Would you work out how many of the lines below hold "JSON" and reply with nothing but the number?

■ Records supplied:
■ ■ ■ ■

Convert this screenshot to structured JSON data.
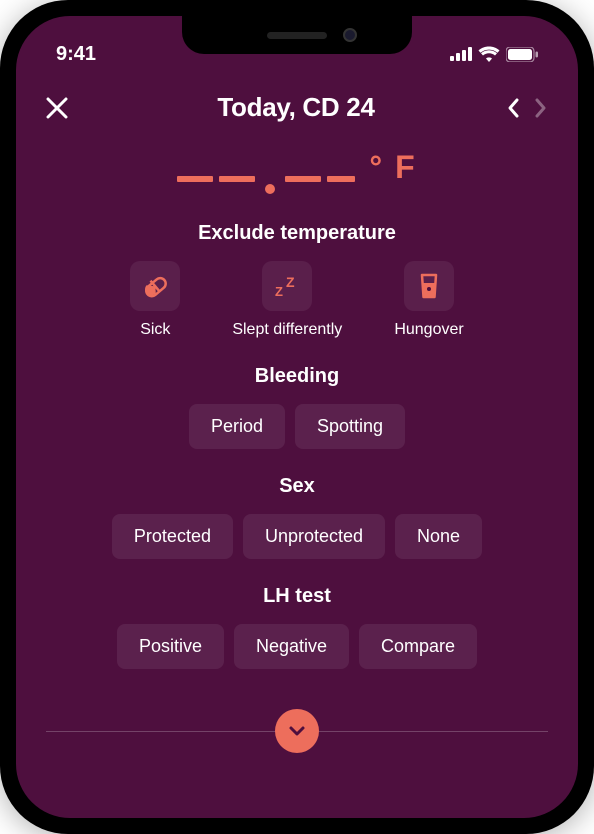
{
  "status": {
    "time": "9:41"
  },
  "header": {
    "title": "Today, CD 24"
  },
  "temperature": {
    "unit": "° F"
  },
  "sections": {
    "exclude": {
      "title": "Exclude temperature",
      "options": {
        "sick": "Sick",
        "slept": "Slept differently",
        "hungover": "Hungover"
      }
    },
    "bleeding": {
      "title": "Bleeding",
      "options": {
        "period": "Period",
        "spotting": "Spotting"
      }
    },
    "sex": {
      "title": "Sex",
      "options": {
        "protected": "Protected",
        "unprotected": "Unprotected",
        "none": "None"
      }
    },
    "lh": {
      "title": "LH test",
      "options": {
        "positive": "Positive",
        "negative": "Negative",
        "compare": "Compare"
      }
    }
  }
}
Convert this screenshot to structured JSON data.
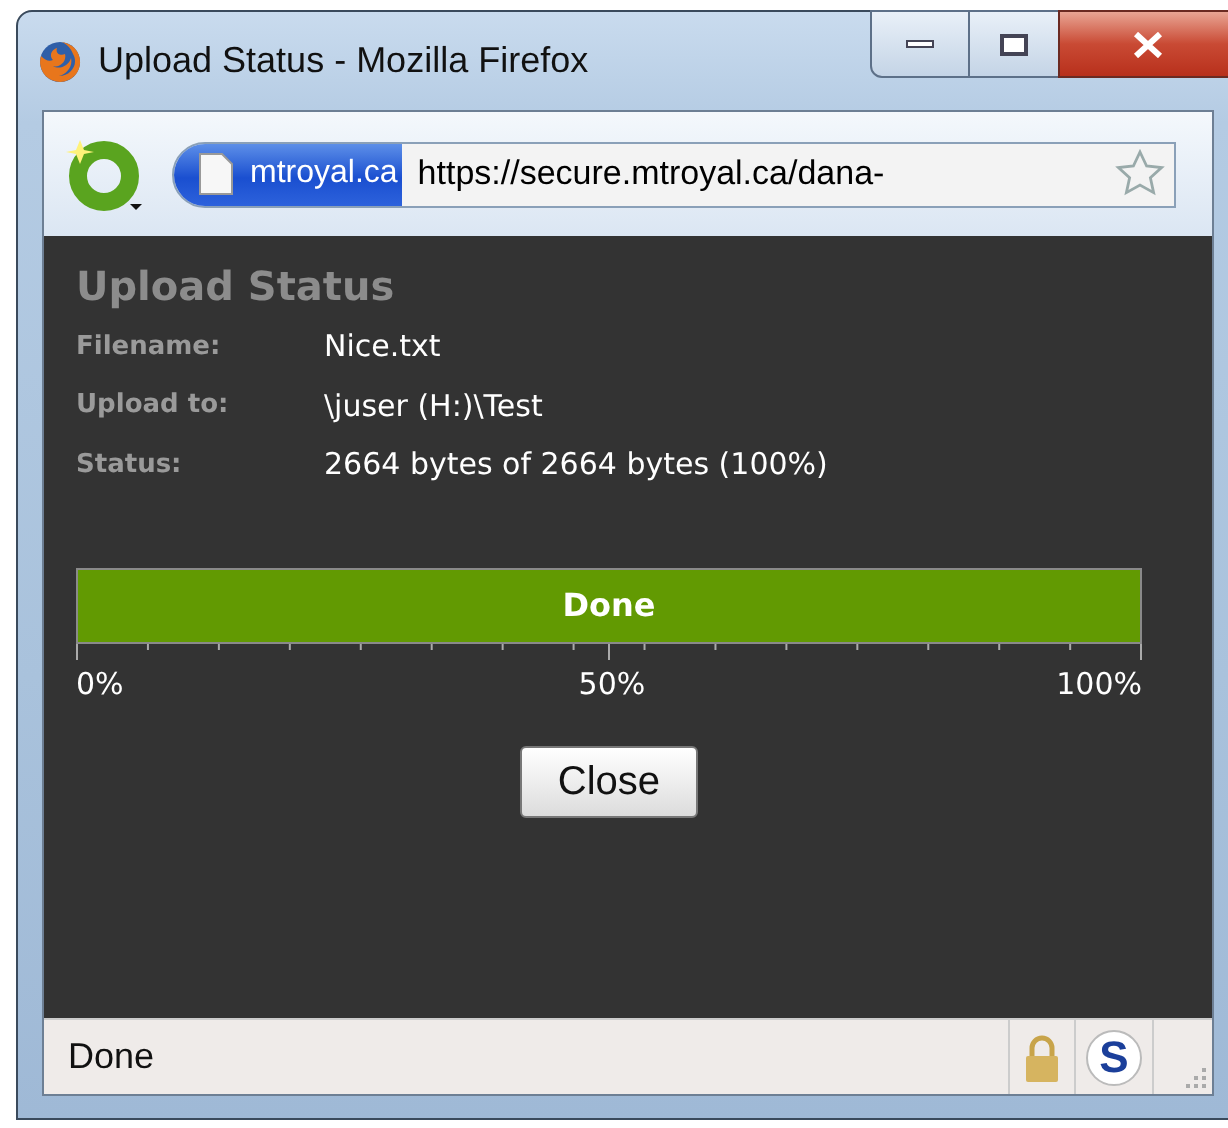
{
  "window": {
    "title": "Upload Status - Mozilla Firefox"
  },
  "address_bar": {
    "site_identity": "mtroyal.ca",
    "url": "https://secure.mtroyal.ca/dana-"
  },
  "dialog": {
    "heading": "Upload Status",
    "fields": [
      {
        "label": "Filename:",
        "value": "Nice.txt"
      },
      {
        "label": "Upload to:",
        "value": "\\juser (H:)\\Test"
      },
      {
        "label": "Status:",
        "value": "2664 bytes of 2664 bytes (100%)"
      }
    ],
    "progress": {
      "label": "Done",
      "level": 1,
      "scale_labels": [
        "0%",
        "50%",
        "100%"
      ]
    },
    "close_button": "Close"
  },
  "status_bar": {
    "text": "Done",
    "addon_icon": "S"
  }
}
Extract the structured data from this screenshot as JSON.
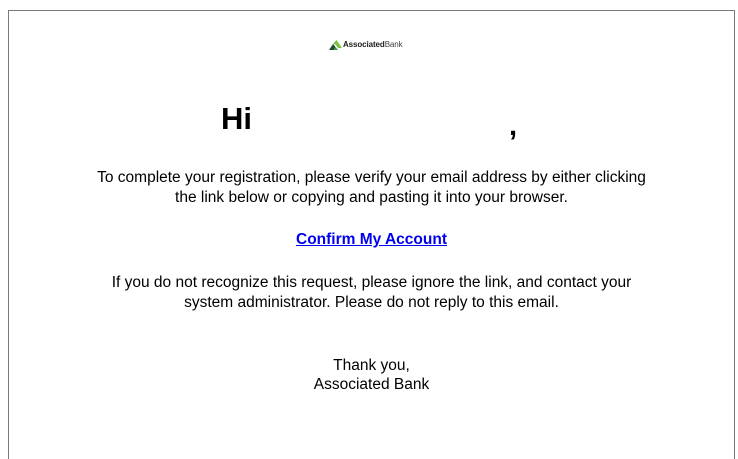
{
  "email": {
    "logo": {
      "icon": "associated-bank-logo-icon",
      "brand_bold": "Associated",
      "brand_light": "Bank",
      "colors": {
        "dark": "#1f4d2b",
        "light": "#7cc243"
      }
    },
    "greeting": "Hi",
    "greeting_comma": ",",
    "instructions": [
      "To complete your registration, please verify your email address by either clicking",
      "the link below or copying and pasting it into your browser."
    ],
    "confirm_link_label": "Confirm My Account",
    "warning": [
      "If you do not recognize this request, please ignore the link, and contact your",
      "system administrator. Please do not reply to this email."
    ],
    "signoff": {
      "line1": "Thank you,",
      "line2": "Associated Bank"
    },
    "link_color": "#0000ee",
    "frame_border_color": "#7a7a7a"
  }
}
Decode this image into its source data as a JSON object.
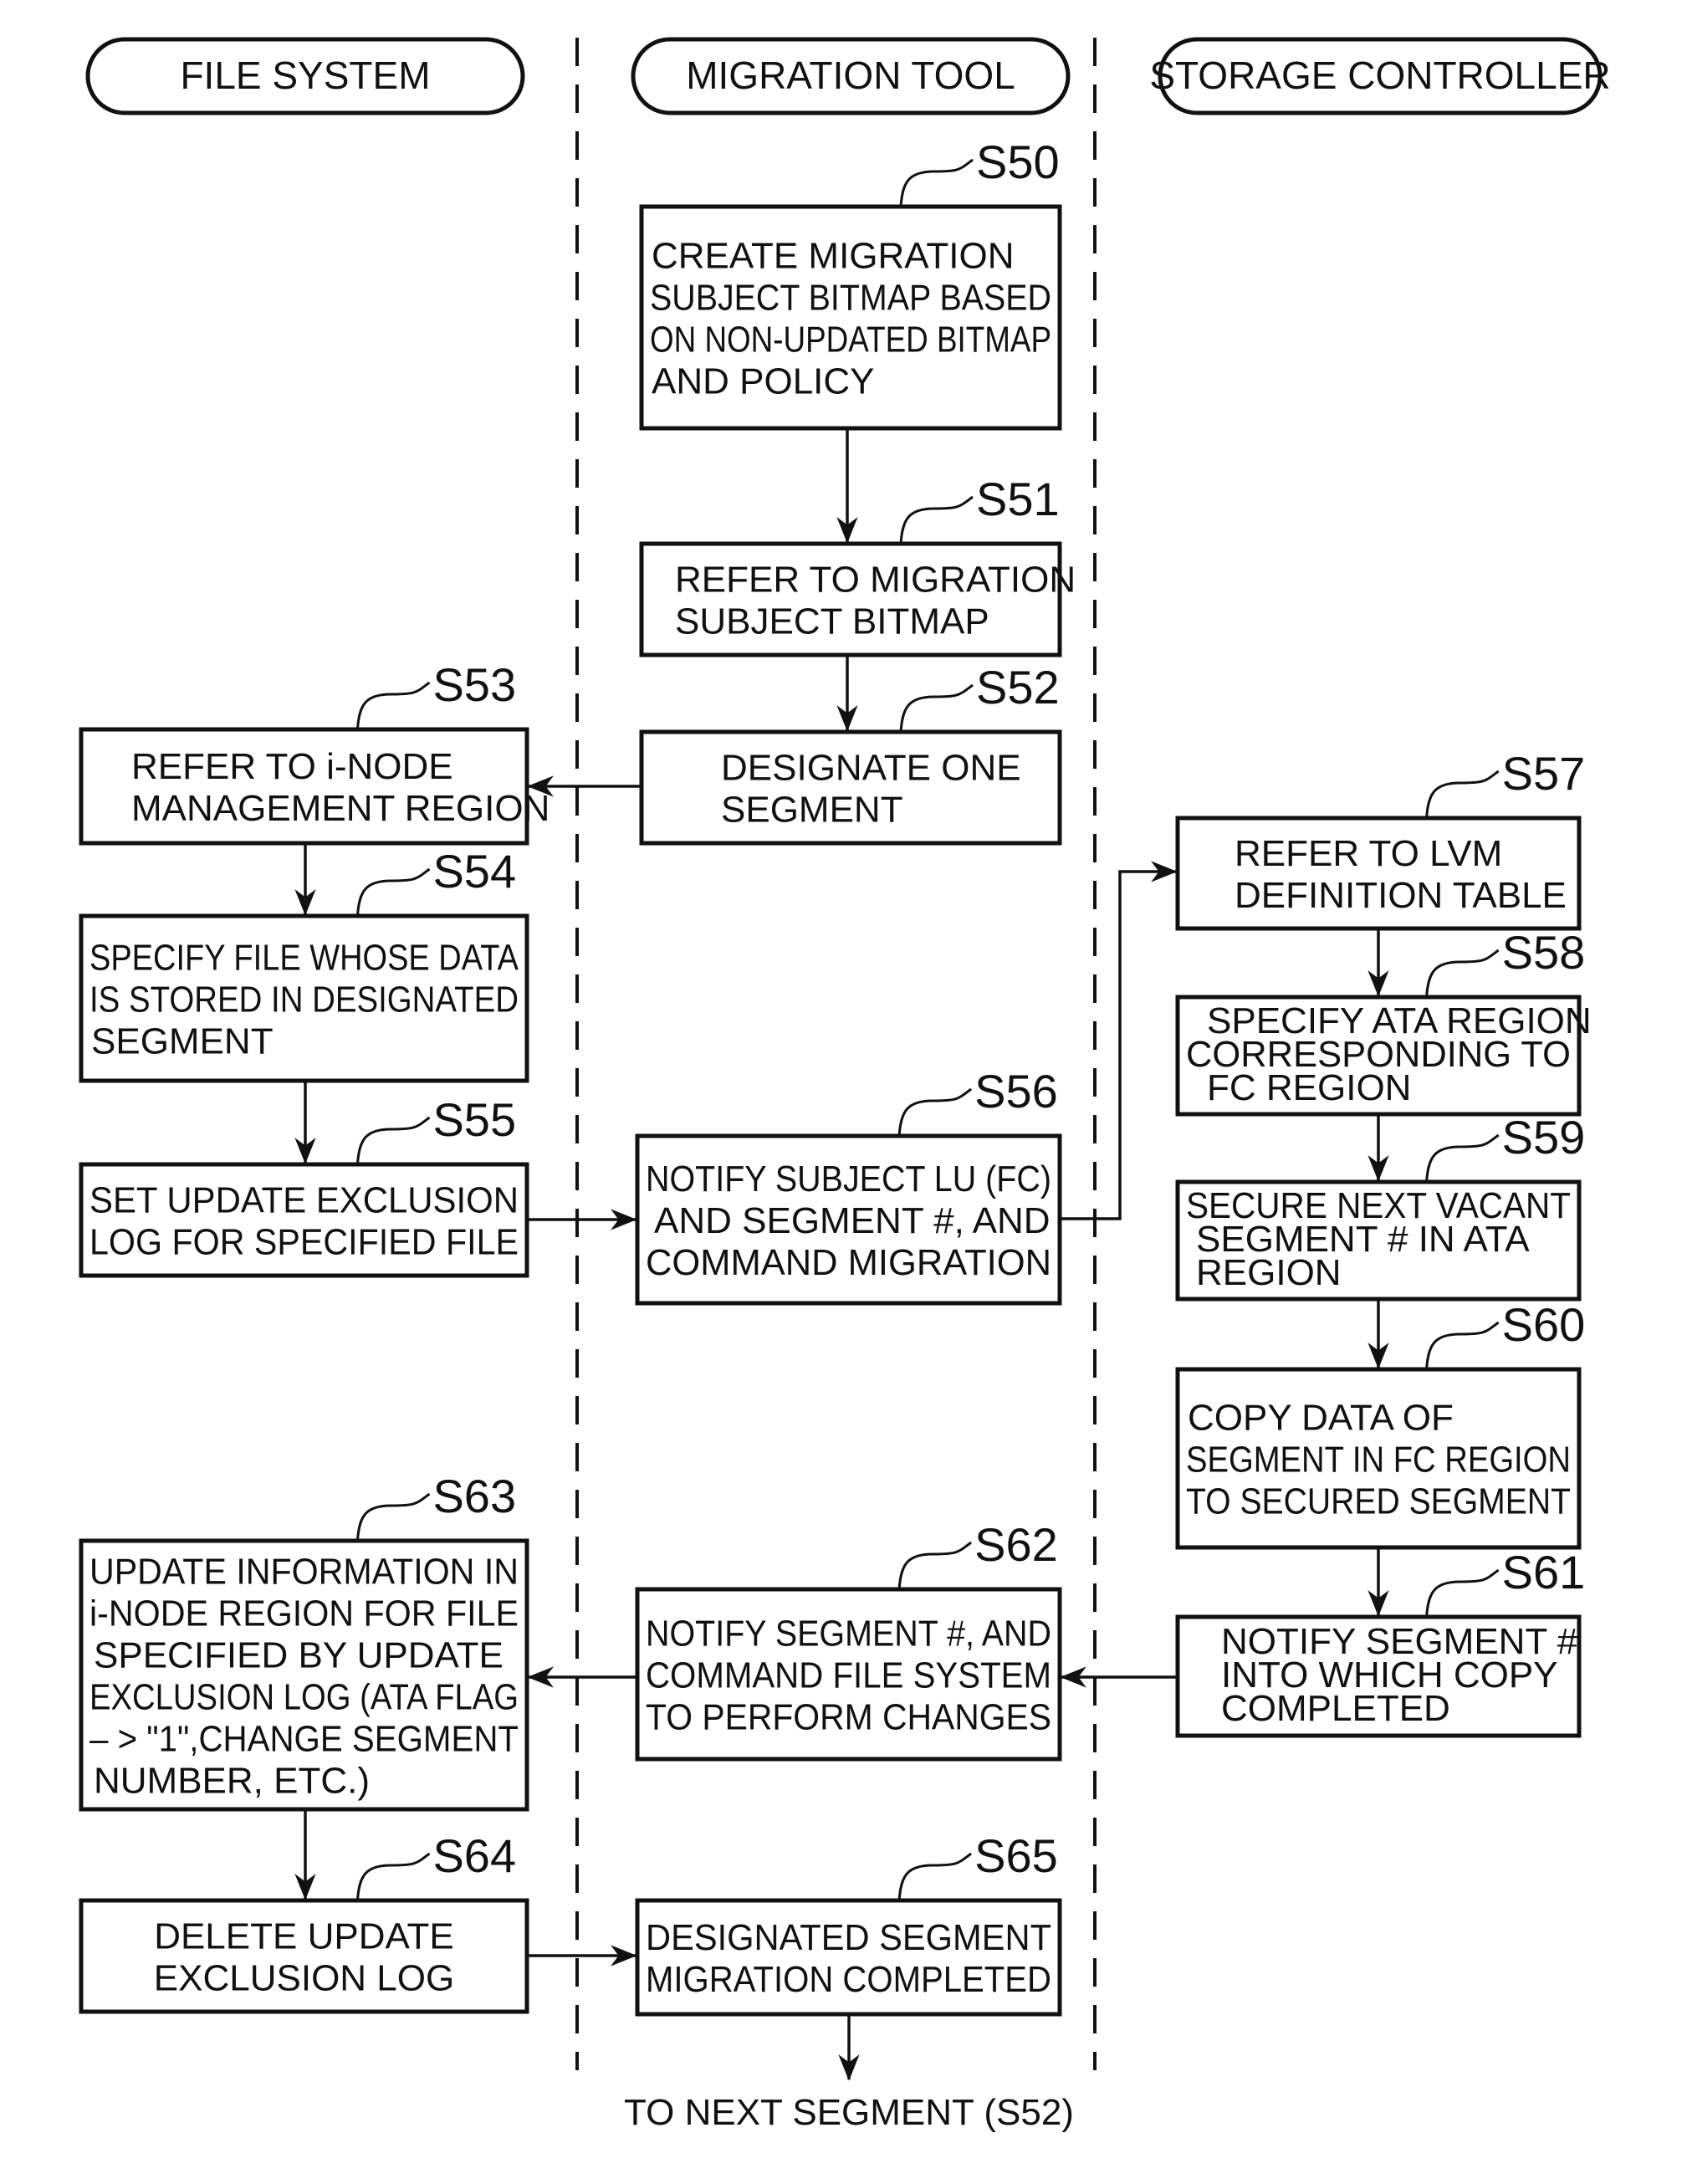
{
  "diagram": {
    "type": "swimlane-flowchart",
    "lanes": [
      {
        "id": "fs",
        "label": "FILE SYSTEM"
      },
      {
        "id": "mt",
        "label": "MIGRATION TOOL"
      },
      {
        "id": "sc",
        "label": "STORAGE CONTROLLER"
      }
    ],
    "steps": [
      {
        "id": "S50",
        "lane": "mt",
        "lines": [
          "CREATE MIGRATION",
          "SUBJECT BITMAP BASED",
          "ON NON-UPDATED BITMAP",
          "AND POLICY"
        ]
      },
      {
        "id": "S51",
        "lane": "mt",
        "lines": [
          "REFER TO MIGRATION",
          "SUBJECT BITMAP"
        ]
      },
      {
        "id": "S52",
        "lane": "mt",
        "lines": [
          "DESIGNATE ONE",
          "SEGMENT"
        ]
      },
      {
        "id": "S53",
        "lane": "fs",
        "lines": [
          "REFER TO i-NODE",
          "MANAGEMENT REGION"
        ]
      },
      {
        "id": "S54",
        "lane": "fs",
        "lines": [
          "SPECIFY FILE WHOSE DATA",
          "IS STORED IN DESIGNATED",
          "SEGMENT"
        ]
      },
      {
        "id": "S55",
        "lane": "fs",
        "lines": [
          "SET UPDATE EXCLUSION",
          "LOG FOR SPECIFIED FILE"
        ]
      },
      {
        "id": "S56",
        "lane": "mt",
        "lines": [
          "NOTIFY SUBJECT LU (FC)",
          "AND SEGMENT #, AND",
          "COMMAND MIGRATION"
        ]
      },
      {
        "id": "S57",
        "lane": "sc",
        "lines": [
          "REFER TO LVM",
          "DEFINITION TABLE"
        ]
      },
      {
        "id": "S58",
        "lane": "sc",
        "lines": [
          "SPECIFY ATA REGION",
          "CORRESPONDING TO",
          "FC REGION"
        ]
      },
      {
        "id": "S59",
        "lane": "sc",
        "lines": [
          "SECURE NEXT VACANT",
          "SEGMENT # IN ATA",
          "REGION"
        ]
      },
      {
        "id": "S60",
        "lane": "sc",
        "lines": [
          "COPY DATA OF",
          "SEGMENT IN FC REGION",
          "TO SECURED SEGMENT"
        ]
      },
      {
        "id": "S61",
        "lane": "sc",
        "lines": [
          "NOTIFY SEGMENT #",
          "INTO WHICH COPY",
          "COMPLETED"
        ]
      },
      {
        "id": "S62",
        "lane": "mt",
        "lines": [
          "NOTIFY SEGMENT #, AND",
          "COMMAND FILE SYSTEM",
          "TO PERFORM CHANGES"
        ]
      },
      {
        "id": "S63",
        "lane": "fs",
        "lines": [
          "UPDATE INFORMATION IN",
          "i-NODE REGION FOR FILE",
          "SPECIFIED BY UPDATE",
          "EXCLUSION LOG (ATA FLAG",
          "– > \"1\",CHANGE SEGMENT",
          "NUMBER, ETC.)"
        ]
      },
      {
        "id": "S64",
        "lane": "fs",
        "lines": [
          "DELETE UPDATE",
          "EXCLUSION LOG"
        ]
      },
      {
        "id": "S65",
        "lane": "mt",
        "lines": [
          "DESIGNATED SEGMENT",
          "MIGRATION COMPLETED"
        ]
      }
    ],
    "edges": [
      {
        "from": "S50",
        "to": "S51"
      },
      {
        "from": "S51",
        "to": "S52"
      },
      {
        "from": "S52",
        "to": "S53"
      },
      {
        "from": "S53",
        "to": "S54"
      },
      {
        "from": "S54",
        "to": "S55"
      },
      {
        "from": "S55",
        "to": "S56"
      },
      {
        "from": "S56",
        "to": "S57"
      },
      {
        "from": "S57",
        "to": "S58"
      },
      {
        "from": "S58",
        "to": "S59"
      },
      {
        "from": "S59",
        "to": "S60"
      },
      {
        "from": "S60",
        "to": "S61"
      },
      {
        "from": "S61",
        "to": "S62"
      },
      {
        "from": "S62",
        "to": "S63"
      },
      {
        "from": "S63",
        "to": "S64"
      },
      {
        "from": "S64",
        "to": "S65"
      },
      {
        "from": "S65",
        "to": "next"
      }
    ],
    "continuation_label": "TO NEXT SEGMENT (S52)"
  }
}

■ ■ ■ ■

■ Answer to the problem:
4